Go through the records below line by line. Count the lines with "title" and give the count alone.
Segment Open
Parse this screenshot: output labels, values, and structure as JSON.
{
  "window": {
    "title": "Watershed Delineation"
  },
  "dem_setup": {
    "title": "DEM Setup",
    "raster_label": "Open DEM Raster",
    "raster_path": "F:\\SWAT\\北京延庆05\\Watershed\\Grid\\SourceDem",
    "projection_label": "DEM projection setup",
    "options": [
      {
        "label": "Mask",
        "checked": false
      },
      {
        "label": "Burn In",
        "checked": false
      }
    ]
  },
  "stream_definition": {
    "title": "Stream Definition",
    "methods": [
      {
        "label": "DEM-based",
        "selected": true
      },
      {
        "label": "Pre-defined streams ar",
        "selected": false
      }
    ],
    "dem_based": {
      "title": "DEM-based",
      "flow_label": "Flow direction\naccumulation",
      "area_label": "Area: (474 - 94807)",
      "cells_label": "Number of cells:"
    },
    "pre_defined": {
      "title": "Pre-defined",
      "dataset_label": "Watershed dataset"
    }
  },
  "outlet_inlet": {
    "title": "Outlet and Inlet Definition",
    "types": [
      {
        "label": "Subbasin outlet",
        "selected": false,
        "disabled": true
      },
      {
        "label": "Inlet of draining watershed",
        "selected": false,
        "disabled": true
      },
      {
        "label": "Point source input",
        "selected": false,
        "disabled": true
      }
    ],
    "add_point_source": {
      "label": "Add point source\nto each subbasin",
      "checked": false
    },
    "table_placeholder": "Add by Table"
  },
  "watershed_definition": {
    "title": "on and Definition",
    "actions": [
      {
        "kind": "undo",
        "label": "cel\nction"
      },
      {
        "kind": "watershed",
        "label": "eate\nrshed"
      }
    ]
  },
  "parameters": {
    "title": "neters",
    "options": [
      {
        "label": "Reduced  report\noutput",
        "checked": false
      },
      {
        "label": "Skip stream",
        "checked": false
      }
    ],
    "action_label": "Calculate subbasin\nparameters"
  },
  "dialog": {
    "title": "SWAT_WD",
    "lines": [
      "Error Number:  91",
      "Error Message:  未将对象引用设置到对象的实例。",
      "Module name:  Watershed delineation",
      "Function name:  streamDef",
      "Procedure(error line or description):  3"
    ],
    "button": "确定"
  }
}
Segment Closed
Exercise result: 9